The transition from ted to mod is recorded in some detail by Rob Nicholls of London.
Early 1963: Photo at Royal Dance Palace with unidentified friend. My hair is soft with a brushed over fringe. I’m wearing my grey double-breasted suit, a white shirt with a high winged-tip collar, and a tiny knot in my tie
These consist of a short box-shaped, double-breasted jacket worn over a “Pedro” tee shirt with horizontal stripes, and Levi jeans. My hair is layered with long sideburns and the pompadour look of my Mod days.
In April 1963 I bought a Vesper GS Scooter but by November 1964 it had been stolen and trashed
In order to dance to such music we attended “Under 21 Night” on Tuesdays at the Royal, a large dance palace in Tottenham. There was a dress code—No Teddy Boys. So although my hair was still brilliantined with a DA at the back, I’d wear a dark Italian style suit and tie, with winkle picker shoes. The Royal had an impressive play list which included: Johnny Otis’ “Willie and the Hand Jive (released 1958), “Sea Cruise” by Frankie Ford (1959); “Money” by Barrett Strong (1959); “Shop Around” by the Miracles (1960); “Stay” by Maurice Williams (1960); and “New Orleans” Gary U.S. Bonds (1961). Around October 1962, I began to develop a new sense of style. At the Royal I saw young men with neat clothes, soft hairstyles, and a clean, well-groomed look. I made friends with Jerry T and Mel H. Both had been wearing modish styles of clothes for a year or more. These young men and their circle were a cut above others of my peers in that they had passed the eleven plus and had the self-assurance of Grammar school graduates. When I met them both Jerry and Mel wore Pierre Cardin style collarless jackets (later known as Beatle jackets). Mel’s was dark blue and short and was cut away and rounded at the front, appearing a little like an Eton jacket. The collar of his white shirt was high in Eton style and although his tie was quite broad it had a tiny knot that almost disappeared under the collar. Jerry’s and Mel’s friend Roger D was notably dapper and when we went to the Royal he wore old-fashioned spats over his shoes and carried a brolly.
The end of my relationship with Pat S. around August 1962 precipitated my change of style and my becoming a Mod.
But, whatever the case, it seems the term Face may have predated the term Mod. A 1962 Town article about Mark Feld (Marc Bolan) is titled, “Faces without Shadows,” and establishes the use of the term Face to describe young clothes-conscious, club going, trend-setting and innovative Londoners, such as Marc Felds was in those days.
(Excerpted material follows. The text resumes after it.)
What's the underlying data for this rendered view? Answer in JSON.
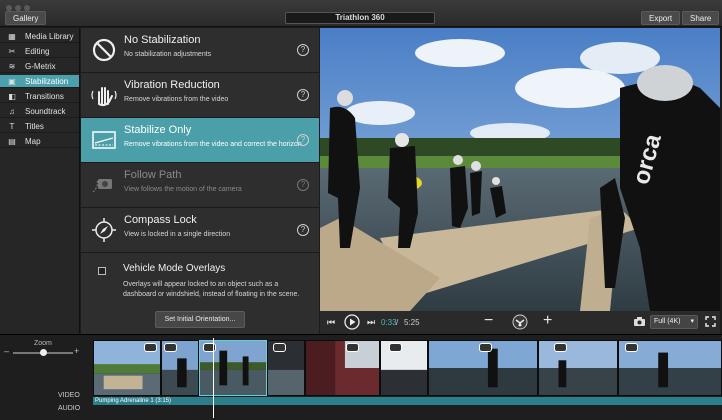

Interestingly, the article does not use the term Mod, nor even Modernist, which reinforces the idea that the term Faces was being used before the term Mod. That there were Mods in 1962 is unquestioned, I myself became a Mod (or pre-Mod as I term it) about September 1962, which is when I first saw squads of scooter boys wearing parkas with bell bottoms, and I joined a fashion that was already underway, but I don’t remember anyone using the term Mod at that time.
I am just trying to be historically accurate and I have simply relied on my own memory. Although I heard the term “modernist” earlier, I don’t remember hearing “mod” before 1963. So your Dad adding his name to his 1962 memory would help clear that one up.
For sure there were “mods” in 1962, that’s when I became one. Even in 1961, I remember Covent Garden boys from the fruit market at the lunchtime dances at the Lyceum in Aldwych with mod hairstyles and clothes, but I never heard them called anything beyond stylish young men.
Regarding violence, or in my memory, lack of it. In the London Mod clubs that I went to I didn’t witness any violence. Apart from a rocker enclave at “Alley Palley,” there were hardly any rockers in London.